**Aim of the task**: An exact repetition of the listing is required.
--*--
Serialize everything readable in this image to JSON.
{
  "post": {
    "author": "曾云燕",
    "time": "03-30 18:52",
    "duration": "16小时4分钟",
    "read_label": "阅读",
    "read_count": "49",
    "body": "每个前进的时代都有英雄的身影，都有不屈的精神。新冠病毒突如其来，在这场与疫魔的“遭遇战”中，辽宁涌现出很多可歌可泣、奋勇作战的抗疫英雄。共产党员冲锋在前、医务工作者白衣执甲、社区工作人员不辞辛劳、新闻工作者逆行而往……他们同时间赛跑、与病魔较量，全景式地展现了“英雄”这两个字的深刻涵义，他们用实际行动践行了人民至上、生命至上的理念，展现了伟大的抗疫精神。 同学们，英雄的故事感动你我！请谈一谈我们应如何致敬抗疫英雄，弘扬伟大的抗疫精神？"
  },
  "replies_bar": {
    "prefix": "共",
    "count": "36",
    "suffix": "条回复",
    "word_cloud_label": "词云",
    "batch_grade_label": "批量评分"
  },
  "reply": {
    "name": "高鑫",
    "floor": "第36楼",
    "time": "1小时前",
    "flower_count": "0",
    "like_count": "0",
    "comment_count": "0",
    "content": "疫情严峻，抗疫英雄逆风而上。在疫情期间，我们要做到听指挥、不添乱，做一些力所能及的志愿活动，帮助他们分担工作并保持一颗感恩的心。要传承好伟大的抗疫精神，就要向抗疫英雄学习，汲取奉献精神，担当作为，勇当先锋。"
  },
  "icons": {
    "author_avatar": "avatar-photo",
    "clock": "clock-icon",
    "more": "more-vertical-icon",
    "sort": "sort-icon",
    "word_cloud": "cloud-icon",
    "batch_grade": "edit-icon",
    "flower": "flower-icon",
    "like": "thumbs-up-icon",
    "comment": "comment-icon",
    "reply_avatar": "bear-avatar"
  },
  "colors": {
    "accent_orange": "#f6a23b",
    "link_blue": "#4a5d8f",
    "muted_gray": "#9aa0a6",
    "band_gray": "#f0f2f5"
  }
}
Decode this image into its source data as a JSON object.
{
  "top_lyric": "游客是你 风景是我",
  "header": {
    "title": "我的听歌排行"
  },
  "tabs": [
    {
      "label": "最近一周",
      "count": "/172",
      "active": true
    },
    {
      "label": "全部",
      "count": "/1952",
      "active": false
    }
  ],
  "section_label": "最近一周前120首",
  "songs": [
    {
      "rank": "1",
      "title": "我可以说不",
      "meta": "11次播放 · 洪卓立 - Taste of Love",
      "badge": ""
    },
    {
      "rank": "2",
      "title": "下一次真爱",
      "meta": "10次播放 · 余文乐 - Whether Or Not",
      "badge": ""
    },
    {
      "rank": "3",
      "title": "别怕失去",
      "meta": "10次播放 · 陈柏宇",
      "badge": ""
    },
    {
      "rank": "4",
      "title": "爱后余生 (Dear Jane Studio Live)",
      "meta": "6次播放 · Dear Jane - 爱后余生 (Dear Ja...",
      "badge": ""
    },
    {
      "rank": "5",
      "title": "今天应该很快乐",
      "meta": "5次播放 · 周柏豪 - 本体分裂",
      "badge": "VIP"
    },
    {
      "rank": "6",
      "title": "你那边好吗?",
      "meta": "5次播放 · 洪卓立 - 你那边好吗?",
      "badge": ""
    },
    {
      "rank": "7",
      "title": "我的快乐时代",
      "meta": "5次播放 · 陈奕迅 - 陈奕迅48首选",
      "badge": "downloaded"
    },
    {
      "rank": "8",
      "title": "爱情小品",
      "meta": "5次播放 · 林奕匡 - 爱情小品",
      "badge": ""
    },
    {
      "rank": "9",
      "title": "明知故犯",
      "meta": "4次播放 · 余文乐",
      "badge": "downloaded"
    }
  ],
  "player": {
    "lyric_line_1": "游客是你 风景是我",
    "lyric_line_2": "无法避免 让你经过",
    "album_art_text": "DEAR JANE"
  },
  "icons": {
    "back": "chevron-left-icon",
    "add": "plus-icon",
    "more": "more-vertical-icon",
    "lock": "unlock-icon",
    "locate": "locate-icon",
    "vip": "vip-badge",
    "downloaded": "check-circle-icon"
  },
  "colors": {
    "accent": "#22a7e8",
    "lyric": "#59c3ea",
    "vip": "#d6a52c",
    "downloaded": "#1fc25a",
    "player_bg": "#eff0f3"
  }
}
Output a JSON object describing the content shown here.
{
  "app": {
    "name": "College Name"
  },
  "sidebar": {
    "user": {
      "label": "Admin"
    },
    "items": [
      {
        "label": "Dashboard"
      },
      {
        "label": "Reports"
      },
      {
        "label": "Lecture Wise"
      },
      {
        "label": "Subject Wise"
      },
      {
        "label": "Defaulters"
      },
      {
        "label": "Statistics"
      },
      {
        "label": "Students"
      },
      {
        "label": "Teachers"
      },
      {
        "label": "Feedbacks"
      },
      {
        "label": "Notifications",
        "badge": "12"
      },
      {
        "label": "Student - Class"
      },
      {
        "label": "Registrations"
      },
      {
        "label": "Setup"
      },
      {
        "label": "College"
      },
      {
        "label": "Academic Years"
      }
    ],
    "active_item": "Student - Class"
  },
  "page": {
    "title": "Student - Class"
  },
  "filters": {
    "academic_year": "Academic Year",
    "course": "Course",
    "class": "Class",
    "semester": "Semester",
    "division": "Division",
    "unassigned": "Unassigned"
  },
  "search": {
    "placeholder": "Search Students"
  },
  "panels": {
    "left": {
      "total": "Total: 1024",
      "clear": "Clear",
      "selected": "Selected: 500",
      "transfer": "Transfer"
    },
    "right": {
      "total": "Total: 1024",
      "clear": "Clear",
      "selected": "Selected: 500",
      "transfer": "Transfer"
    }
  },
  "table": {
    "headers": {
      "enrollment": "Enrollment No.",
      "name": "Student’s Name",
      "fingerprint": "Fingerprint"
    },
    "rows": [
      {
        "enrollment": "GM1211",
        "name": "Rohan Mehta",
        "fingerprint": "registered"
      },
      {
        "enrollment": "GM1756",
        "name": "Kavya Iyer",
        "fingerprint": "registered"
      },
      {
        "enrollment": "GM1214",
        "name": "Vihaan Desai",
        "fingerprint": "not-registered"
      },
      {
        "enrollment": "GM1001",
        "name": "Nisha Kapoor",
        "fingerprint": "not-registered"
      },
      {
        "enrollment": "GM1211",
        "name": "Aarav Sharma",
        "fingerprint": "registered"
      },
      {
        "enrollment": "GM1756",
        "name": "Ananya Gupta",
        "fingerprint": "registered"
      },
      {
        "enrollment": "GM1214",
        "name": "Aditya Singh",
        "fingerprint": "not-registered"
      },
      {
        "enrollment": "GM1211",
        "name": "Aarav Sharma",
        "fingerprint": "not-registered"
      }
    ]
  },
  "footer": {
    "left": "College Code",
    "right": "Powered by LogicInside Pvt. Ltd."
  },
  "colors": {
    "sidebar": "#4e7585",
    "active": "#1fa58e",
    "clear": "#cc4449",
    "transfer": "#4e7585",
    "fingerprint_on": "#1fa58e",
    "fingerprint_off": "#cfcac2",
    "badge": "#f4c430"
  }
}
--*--
**Answer to the exercise**:
Serialize everything readable in this image to JSON.
{
  "post": {
    "author": "曾云燕",
    "time": "03-30 18:52",
    "duration": "16小时4分钟",
    "read_label": "阅读",
    "read_count": "49",
    "body": "每个前进的时代都有英雄的身影，都有不屈的精神。新冠病毒突如其来，在这场与疫魔的“遭遇战”中，辽宁涌现出很多可歌可泣、奋勇作战的抗疫英雄。共产党员冲锋在前、医务工作者白衣执甲、社区工作人员不辞辛劳、新闻工作者逆行而往……他们同时间赛跑、与病魔较量，全景式地展现了“英雄”这两个字的深刻涵义，他们用实际行动践行了人民至上、生命至上的理念，展现了伟大的抗疫精神。 同学们，英雄的故事感动你我！请谈一谈我们应如何致敬抗疫英雄，弘扬伟大的抗疫精神？"
  },
  "replies_bar": {
    "prefix": "共",
    "count": "36",
    "suffix": "条回复",
    "word_cloud_label": "词云",
    "batch_grade_label": "批量评分"
  },
  "reply": {
    "name": "高鑫",
    "floor": "第36楼",
    "time": "1小时前",
    "flower_count": "0",
    "like_count": "0",
    "comment_count": "0",
    "content": "疫情严峻，抗疫英雄逆风而上。在疫情期间，我们要做到听指挥、不添乱，做一些力所能及的志愿活动，帮助他们分担工作并保持一颗感恩的心。要传承好伟大的抗疫精神，就要向抗疫英雄学习，汲取奉献精神，担当作为，勇当先锋。"
  },
  "icons": {
    "author_avatar": "avatar-photo",
    "clock": "clock-icon",
    "more": "more-vertical-icon",
    "sort": "sort-icon",
    "word_cloud": "cloud-icon",
    "batch_grade": "edit-icon",
    "flower": "flower-icon",
    "like": "thumbs-up-icon",
    "comment": "comment-icon",
    "reply_avatar": "bear-avatar"
  },
  "colors": {
    "accent_orange": "#f6a23b",
    "link_blue": "#4a5d8f",
    "muted_gray": "#9aa0a6",
    "band_gray": "#f0f2f5"
  }
}
Decode this image into its source data as a JSON object.
{
  "top_lyric": "游客是你 风景是我",
  "header": {
    "title": "我的听歌排行"
  },
  "tabs": [
    {
      "label": "最近一周",
      "count": "/172",
      "active": true
    },
    {
      "label": "全部",
      "count": "/1952",
      "active": false
    }
  ],
  "section_label": "最近一周前120首",
  "songs": [
    {
      "rank": "1",
      "title": "我可以说不",
      "meta": "11次播放 · 洪卓立 - Taste of Love",
      "badge": ""
    },
    {
      "rank": "2",
      "title": "下一次真爱",
      "meta": "10次播放 · 余文乐 - Whether Or Not",
      "badge": ""
    },
    {
      "rank": "3",
      "title": "别怕失去",
      "meta": "10次播放 · 陈柏宇",
      "badge": ""
    },
    {
      "rank": "4",
      "title": "爱后余生 (Dear Jane Studio Live)",
      "meta": "6次播放 · Dear Jane - 爱后余生 (Dear Ja...",
      "badge": ""
    },
    {
      "rank": "5",
      "title": "今天应该很快乐",
      "meta": "5次播放 · 周柏豪 - 本体分裂",
      "badge": "VIP"
    },
    {
      "rank": "6",
      "title": "你那边好吗?",
      "meta": "5次播放 · 洪卓立 - 你那边好吗?",
      "badge": ""
    },
    {
      "rank": "7",
      "title": "我的快乐时代",
      "meta": "5次播放 · 陈奕迅 - 陈奕迅48首选",
      "badge": "downloaded"
    },
    {
      "rank": "8",
      "title": "爱情小品",
      "meta": "5次播放 · 林奕匡 - 爱情小品",
      "badge": ""
    },
    {
      "rank": "9",
      "title": "明知故犯",
      "meta": "4次播放 · 余文乐",
      "badge": "downloaded"
    }
  ],
  "player": {
    "lyric_line_1": "游客是你 风景是我",
    "lyric_line_2": "无法避免 让你经过",
    "album_art_text": "DEAR JANE"
  },
  "icons": {
    "back": "chevron-left-icon",
    "add": "plus-icon",
    "more": "more-vertical-icon",
    "lock": "unlock-icon",
    "locate": "locate-icon",
    "vip": "vip-badge",
    "downloaded": "check-circle-icon"
  },
  "colors": {
    "accent": "#22a7e8",
    "lyric": "#59c3ea",
    "vip": "#d6a52c",
    "downloaded": "#1fc25a",
    "player_bg": "#eff0f3"
  }
}
Output a JSON object describing the content shown here.
{
  "app": {
    "name": "College Name"
  },
  "sidebar": {
    "user": {
      "label": "Admin"
    },
    "items": [
      {
        "label": "Dashboard"
      },
      {
        "label": "Reports"
      },
      {
        "label": "Lecture Wise"
      },
      {
        "label": "Subject Wise"
      },
      {
        "label": "Defaulters"
      },
      {
        "label": "Statistics"
      },
      {
        "label": "Students"
      },
      {
        "label": "Teachers"
      },
      {
        "label": "Feedbacks"
      },
      {
        "label": "Notifications",
        "badge": "12"
      },
      {
        "label": "Student - Class"
      },
      {
        "label": "Registrations"
      },
      {
        "label": "Setup"
      },
      {
        "label": "College"
      },
      {
        "label": "Academic Years"
      }
    ],
    "active_item": "Student - Class"
  },
  "page": {
    "title": "Student - Class"
  },
  "filters": {
    "academic_year": "Academic Year",
    "course": "Course",
    "class": "Class",
    "semester": "Semester",
    "division": "Division",
    "unassigned": "Unassigned"
  },
  "search": {
    "placeholder": "Search Students"
  },
  "panels": {
    "left": {
      "total": "Total: 1024",
      "clear": "Clear",
      "selected": "Selected: 500",
      "transfer": "Transfer"
    },
    "right": {
      "total": "Total: 1024",
      "clear": "Clear",
      "selected": "Selected: 500",
      "transfer": "Transfer"
    }
  },
  "table": {
    "headers": {
      "enrollment": "Enrollment No.",
      "name": "Student’s Name",
      "fingerprint": "Fingerprint"
    },
    "rows": [
      {
        "enrollment": "GM1211",
        "name": "Rohan Mehta",
        "fingerprint": "registered"
      },
      {
        "enrollment": "GM1756",
        "name": "Kavya Iyer",
        "fingerprint": "registered"
      },
      {
        "enrollment": "GM1214",
        "name": "Vihaan Desai",
        "fingerprint": "not-registered"
      },
      {
        "enrollment": "GM1001",
        "name": "Nisha Kapoor",
        "fingerprint": "not-registered"
      },
      {
        "enrollment": "GM1211",
        "name": "Aarav Sharma",
        "fingerprint": "registered"
      },
      {
        "enrollment": "GM1756",
        "name": "Ananya Gupta",
        "fingerprint": "registered"
      },
      {
        "enrollment": "GM1214",
        "name": "Aditya Singh",
        "fingerprint": "not-registered"
      },
      {
        "enrollment": "GM1211",
        "name": "Aarav Sharma",
        "fingerprint": "not-registered"
      }
    ]
  },
  "footer": {
    "left": "College Code",
    "right": "Powered by LogicInside Pvt. Ltd."
  },
  "colors": {
    "sidebar": "#4e7585",
    "active": "#1fa58e",
    "clear": "#cc4449",
    "transfer": "#4e7585",
    "fingerprint_on": "#1fa58e",
    "fingerprint_off": "#cfcac2",
    "badge": "#f4c430"
  }
}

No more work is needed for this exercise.